Banishing resolutions, setting goals

So, how goes those New Year resolutions?

At the dawn of a new year, while many are making their annual resolutions, I’m thinking about how much I dislike the whole concept of resolutions.

It seems like most resolutions are designed to set people up to fail. Folks make lofty goals that are way beyond achievable. In many cases, those annual resolutions can lead to stress, anxiety and eventually, giving up.

A 2007 study of 3,000 people showed that 88 percent of those making resolutions did not complete those intentions, even though more than 50 percent expressed confidence in their resolutions at the start. The study also showed men achieved their goals 22 percent more often when they actually set some goals where the outcomes could be measured. Women succeeded 10 percent more of the time when they made their resolutions and goals known to family and friends.

I understand the concept of resolutions – committing to change oneself or one’s situation for the better. I think that’s admirable aspiration and I like to think that I do the same thing each January. I think we should come up with a new name for these annual goals and maybe some rules.

The website Bulletproof Executive says there are a few reasons resolutions fail:

– Vague goals

– Too many goals

– Lack of social support

– Guilt or shame

I think that the goal “get healthy” is probably too ambiguous. The website recommends using smaller, bite-sized resolutions to achieve the ultimate goal. Perhaps “get healthier” can be achieved more easily by eating fruits and vegetables at each meal, by taking a walk every day, by getting plenty of sleep or by cutting out artificial sweetners.

Or if spending more time with the family is the ultimate goal, perhaps establishing a family game night once a week or taking a bike ride with your child on Saturday afternoon would be a way to start.

If you want to declutter your home, maybe start with just one room or a closet or a corner. Small steps are what will take to one to the bigger goal.

Decluttering happens to be one of my greatest desires – paring down and simplifying things at home. We started doing this earlier this month. Anything that hasn’t been used for a year or more, and things with no sentimental value are headed out the door – either for sale or to a charity. We’ve gotten three rooms done now by taking a little at a time. It makes you feel good when you get measurable results from the goals that you set.

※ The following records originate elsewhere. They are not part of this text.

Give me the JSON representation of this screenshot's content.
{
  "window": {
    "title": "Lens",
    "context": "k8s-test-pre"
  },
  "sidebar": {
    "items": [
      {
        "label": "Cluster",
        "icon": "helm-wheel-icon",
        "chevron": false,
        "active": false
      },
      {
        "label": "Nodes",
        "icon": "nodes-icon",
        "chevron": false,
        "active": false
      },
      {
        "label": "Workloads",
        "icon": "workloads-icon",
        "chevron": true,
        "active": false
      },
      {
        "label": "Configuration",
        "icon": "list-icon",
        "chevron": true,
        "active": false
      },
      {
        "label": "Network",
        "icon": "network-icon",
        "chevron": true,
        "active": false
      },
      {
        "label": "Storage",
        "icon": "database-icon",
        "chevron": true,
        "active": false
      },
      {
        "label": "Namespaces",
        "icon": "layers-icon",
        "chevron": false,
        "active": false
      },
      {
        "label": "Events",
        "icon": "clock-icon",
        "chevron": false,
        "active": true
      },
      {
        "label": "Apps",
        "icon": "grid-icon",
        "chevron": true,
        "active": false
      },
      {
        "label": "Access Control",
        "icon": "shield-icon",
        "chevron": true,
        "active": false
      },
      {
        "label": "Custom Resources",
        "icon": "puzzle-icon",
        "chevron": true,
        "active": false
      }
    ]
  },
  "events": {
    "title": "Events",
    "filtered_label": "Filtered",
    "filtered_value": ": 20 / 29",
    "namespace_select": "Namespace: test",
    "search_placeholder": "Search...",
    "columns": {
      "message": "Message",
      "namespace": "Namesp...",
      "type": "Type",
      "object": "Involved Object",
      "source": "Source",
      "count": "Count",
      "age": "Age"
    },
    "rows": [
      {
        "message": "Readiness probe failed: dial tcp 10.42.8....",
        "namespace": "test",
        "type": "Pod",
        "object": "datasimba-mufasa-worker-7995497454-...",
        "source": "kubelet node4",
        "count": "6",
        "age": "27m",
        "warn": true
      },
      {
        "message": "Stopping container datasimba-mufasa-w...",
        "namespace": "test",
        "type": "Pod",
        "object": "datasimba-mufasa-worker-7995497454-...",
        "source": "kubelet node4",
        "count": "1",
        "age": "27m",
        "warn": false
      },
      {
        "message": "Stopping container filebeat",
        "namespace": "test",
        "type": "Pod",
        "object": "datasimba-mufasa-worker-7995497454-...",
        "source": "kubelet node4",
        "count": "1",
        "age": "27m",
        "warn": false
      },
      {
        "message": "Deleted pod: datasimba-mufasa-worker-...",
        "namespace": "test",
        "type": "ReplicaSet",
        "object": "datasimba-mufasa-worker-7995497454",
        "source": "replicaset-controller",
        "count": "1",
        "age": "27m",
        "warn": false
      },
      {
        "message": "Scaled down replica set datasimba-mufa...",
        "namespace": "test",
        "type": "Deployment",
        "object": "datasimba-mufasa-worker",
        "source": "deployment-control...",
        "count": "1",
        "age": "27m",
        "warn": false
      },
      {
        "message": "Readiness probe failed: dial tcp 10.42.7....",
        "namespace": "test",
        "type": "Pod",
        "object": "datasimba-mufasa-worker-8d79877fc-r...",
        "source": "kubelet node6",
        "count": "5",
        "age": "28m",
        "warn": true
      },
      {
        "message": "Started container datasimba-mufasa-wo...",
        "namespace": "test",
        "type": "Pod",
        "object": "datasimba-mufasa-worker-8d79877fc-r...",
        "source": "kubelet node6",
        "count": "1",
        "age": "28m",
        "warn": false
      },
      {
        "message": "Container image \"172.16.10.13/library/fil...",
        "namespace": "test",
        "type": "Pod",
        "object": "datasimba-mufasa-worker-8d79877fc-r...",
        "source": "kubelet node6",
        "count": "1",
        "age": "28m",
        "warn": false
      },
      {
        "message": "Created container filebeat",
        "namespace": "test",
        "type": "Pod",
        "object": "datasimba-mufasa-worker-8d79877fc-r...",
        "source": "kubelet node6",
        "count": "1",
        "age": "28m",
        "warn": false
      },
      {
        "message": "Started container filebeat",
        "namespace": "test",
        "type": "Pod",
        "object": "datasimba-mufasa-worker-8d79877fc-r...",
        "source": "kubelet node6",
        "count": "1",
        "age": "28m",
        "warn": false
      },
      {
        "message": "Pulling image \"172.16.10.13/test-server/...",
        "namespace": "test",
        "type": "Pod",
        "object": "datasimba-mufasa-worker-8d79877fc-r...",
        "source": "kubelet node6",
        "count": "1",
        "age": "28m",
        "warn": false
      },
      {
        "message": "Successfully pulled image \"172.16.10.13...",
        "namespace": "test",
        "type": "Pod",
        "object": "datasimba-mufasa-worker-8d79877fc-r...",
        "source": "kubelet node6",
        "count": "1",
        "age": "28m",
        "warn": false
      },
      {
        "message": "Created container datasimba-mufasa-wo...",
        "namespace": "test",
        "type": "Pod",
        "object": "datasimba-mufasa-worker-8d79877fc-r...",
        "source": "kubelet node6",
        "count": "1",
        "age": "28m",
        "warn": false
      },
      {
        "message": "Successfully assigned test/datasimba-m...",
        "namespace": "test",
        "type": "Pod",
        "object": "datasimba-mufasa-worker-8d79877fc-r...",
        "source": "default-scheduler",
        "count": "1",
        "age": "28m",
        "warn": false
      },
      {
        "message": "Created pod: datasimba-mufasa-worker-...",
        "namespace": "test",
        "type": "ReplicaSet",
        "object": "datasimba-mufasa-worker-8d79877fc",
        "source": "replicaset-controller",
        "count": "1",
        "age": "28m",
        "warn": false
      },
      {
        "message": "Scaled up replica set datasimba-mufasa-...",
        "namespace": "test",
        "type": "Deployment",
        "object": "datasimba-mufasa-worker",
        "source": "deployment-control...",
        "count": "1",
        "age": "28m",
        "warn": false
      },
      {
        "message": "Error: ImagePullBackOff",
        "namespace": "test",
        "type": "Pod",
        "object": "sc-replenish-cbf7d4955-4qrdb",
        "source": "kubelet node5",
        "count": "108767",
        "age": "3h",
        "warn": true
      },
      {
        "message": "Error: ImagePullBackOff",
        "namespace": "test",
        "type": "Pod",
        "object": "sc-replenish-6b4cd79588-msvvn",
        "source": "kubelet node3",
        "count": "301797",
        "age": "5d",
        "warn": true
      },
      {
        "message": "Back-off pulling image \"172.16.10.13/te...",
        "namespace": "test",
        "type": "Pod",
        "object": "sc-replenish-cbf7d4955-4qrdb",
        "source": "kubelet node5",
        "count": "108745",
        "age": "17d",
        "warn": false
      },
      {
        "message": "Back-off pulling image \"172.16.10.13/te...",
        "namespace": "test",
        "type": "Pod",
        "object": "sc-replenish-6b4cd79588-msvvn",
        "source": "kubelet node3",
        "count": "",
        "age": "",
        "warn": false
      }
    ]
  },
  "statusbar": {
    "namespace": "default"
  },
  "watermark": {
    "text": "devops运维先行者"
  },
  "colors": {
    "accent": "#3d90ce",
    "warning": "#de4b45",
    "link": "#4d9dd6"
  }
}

And, an added benefit is that we are spending more time together as a family. Yet another goal reached.